And there are the large, evenly-toned shapes within the beam of light. The rhythm here is slow and calm. It ties the picture together with clarity and stability.
Kelsy and Jesse Lightweave do just as their personal brand suggests: they weave light. Desires of the Heart is a perfect example. Joseph is only visible through the light shining through the forest trees. The contrasting dark and light, and the stunning pattern of trees make this piece stand out from most First Vision art pictures.
We especially love that the focus of the image is the light shining into the forest. In other words, the focus is Christ. This artistic choice is a reminder that light is available to all of us. We can find answers as well if we make time and space in our lives to turn to God.
Desires of Heart by Kelsy and Jesse Lightweave
As you’ve seen so far, most of these pictures depict Joseph already praying. We like this piece because it shows young Joseph before that. We still see the sacred grove, but it is in the distance.
Instead, most of the image is of young Joseph crossing a field or meadow. Lightweave’s choice in subject matter slows our thoughts. It reminds us to reflect on the fact that Joseph didn’t just pray, he pondered. He read. He planned a time and a place to approach God, even though he admits to never having prayed vocally before. In short, it reminds us what we can do to find our own answers.
Spring morning by Kelsy and Jesse Lightweave
Simon’s art is popular for it’s smooth textures and precise details. Let Him Ask in Faith is no exception. Simon not only captures the forest setting of the sacred grove and the descending light, he also captures Joseph’s expression.
We love this aspect of this painting. It reflects the mood of Joseph himself in his personal account: humble, surprised, and grateful all at once. We also like the sense of peace Joseph seems to feel. It speaks to the character of God that His presence brings a feeling of self-worth and calm, not smallness or fear.
Jeff brings a very modern, minimalist style to LDS art. In this sacred grove picture, we don’t see the surrounding forest at all. The entire focus is on the vision itself and, more particularly, light.
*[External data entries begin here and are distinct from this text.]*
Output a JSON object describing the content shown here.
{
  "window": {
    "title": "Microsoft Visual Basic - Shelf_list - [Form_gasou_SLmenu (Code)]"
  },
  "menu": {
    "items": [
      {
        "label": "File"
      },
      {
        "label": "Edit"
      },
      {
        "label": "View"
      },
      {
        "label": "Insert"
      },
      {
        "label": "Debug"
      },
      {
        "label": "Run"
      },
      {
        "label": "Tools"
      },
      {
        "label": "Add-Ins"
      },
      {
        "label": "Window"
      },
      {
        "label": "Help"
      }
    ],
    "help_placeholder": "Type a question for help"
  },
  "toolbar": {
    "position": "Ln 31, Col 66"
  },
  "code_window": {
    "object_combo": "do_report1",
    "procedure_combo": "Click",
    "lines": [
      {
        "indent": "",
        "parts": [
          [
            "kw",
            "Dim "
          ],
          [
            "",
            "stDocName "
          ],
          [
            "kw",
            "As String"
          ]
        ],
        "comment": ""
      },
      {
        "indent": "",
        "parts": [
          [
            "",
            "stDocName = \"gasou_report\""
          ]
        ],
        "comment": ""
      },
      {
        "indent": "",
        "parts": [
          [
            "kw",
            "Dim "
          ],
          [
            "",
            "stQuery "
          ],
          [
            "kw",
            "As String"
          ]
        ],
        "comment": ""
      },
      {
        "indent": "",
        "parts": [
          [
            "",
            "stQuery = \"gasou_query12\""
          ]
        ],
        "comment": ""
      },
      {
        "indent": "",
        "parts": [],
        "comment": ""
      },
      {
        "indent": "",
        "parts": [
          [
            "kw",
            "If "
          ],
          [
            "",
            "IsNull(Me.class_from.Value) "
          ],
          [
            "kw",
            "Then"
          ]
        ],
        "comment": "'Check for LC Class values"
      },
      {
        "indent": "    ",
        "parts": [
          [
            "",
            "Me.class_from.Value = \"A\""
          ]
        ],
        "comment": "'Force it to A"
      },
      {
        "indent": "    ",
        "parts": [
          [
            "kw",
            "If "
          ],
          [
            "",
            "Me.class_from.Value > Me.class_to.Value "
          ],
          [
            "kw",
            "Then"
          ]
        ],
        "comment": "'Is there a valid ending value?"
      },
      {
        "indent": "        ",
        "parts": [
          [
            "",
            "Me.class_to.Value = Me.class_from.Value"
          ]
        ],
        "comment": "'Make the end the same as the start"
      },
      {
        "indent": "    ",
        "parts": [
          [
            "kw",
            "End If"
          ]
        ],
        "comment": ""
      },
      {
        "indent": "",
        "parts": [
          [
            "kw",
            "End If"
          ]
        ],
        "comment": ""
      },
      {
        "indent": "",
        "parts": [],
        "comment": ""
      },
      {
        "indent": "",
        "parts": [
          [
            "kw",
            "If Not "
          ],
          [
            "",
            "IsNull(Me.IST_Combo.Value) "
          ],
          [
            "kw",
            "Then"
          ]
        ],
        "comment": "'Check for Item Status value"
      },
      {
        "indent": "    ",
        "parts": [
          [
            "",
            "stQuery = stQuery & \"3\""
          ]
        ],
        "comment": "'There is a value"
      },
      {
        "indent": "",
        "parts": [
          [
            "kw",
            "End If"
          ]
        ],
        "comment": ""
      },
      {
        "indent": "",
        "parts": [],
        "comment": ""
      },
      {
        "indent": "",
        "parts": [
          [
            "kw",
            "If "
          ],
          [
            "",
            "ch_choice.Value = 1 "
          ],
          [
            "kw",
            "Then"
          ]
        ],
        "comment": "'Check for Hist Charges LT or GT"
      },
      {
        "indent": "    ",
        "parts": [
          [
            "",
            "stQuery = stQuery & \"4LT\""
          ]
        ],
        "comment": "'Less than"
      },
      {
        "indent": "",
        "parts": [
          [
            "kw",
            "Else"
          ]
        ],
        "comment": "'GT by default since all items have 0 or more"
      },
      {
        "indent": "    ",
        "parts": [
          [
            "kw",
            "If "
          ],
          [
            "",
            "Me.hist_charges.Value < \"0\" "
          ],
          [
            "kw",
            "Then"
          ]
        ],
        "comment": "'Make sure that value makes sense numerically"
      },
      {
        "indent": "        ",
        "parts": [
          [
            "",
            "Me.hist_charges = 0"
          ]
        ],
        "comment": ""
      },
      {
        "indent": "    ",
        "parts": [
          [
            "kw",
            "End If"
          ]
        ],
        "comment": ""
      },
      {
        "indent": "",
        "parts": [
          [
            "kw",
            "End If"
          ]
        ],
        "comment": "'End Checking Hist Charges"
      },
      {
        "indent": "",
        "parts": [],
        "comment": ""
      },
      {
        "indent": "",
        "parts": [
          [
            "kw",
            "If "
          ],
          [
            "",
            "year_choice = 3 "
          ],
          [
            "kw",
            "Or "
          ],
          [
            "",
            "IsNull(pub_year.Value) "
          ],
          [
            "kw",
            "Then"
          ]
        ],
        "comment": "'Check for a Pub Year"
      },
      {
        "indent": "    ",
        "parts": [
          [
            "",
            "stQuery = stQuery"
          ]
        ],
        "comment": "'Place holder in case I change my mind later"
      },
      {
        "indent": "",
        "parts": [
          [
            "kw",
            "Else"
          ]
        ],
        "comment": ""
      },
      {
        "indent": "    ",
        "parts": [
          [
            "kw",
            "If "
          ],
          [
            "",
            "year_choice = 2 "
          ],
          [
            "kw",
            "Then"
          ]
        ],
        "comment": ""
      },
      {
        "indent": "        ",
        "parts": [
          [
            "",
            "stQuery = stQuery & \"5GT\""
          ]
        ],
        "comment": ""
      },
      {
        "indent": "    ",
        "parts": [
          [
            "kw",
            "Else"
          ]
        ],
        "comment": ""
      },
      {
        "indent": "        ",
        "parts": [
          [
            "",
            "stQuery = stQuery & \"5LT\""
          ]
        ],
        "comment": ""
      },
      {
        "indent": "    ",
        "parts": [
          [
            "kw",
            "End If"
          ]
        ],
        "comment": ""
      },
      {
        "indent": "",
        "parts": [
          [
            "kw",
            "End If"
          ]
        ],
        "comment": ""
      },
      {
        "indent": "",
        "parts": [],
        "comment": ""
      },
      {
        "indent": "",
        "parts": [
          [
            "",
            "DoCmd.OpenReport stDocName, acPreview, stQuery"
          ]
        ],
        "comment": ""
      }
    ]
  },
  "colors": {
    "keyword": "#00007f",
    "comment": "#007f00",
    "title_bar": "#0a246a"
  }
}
The darkness surrounding Joseph Smith is symbolic of the world before Christ restored His gospel to the earth in its fullness. The First Vision occurred during a time of great religious excitement and even conflict in the United States. In Jeff’s painting, we see that Joseph’s vision was enlightening and clarifying.
We also appreciate Jeff’s artistic choice of warm colors to depict Heavenly Father and Jesus Christ’s appearance. The event must have been initially startling to a boy so young, and yet the message was one of peace, purpose, and love.
Jorge, another artist with a modern flair, created his own style of this miraculous event. His LDS art has a lot of character. In fact, he has even come up with a name for his unique cubism-inspired style that he uses for his religious artworks: “sacrocubism”. First Vision is just one example of sacrocubism at its finest.
Jorge doesn’t focus too much on the visual details of the event because his goal is to help people look past any historical or technical accuracy to find deeper meaning for themselves. That being said, what do you see in this painting?
Joseph Smith Paintings
While these next pieces of LDS art do not necessarily bring you through the sacred grove, they are beautiful tributes to Joseph Smith and the sacrifices he made to fulfill all that God asked Him to do. We are excited to study Joseph Smith’s life more closely in Come Follow Me this year and we hope these images enhance your individual and family scripture study.
What are some of your plans for studying Come Follow Me 2021? Share in the comments!